Welcome to our little Review section here on the Open Gaming Network.
We take products and review them, intending to give the reader the best chance of evaluating whether this particular release is for them.
There is, of course, a scoring system, similar to that used elsewhere, in a 5-star rating, which we have determined as follows:
1 * – Bad
2 * – Mediocre
3 * – Decent
4 * – Good
5 * – Excellent
The following review is an OPINION piece and only reflects the opinion and tastes (because ultimately, all reviews will be based on personal taste) of the reviewer.
That disclaimer out of the way, let’s get on with the show!
This week we give you Player Paraphernalia #133 The Sorcerer’s Secrets Vol I, Core Bloodline Expansions!
Publisher: The Knotty-Works
Author: John Buckley
Cover Artist: Jeremy Hart
Page count: 10 (cover, 1-page credits/OGL, table of contents), 7 pages of content, 1 page back cover)
Right, so let’s look at the cover first. This one doesn’t actually tell us much, though the outline for it, does bring to mind an old leather book with engravings. I have to say that the differences in the text-types is a little off-putting, especially the “133” that’s in stark white, and sticks out badly compared to the Player Paraphernalia (I’m assuming that’s part of the artwork, as opposed to overlaid afterward).
But let’s skip to the contents….
First up we have a page explaining what the book is about (sorcerers), and how to give their limited spell selections more options, by expanding on their bloodline bonus spells. This sounds like a good idea, and this can be summed up briefly by A) letting a character choose a single spell from 3 for each bloodline or B) letting the character swap that one around each day, between those 3 spells. It seems like a good idea, but I would have liked for it to dive into the favored class bonus for humans since they can add more spells. I’d basically have liked an option C, that just allowed the sorcerer to use that favored class bonus instead. (That’s my own personal home-campaign solution to it).
Right, onto the bloodlines…
Straight up, I have to say that there’s one thing I’m really missing, although John has mitigated it somewhat. It states “The following bloodlines are available in Paizo’s Pathfinder Roleplaying Game Core Rule Book™.”, which is true, but it, on the very first bloodline, dives into spells from other books. It’d have been nice to have an asterisk or similar marking showing where the various spells come from. Thankfully John has linked the PDF up so that it leads to the relevant spell on d20pfsrd.com, but this is something I might otherwise have used where I would have no internet connection.

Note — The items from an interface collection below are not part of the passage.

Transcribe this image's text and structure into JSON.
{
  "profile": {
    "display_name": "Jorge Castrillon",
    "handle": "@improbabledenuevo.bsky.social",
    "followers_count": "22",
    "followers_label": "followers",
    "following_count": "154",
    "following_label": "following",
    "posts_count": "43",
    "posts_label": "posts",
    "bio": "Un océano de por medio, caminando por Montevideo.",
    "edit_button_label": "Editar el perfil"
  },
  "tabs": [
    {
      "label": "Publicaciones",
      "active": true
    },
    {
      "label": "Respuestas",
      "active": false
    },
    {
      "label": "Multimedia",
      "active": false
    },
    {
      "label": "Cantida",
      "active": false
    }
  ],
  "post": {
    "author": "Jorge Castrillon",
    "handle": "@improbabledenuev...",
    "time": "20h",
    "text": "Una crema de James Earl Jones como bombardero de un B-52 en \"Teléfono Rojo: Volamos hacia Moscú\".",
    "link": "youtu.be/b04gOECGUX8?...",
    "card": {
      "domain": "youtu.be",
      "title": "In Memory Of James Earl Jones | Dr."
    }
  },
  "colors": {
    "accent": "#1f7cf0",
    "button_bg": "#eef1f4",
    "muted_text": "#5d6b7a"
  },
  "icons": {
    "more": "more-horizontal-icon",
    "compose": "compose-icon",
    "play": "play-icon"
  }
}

Each core bloodline is then presented, with a short introduction (like the one in the Core Rulebook), and each level of spells have a listing of between 2 and 6 spells for the sorcerer to choose from, for his bloodline spell (using options A and B) as mentioned above. This is basically the rest of the book, listing spells and bloodlines from the core rulebook, so I’m going to finish this section here.
And so we come to the conclusion:
This is a book without much original content, which is a bit of a downer. The options are good, however, and due to the low price point, I don’t feel cheated on buying this. Likewise, John has gone to the trouble of linking up all the spells, even if they’re not marked for where they’re from. It’s therefore quite difficult to judge where this should be rated, as it’s a book that I feel that I’m unlikely to look at often, but I might well use the actual options that he has presented in preference to my normal one, of allowing the favored class bonus to grow, since this allows for more interesting gameplay and meaningful choice.
As such, I’m going to rate this a 4-star, but it comes with 2 caveats: 1) If you’re looking for truly original content, you need to look elsewhere. But if you would like some fun options for your sorcerer, and don’t mind a lot of listings of spells you already know, you could well have some use out of this. And 2) If this had been more than it was at $1.79 it would not have been more than a 3-star.
Nice work John, but please give us something more “contenty” next. 🙂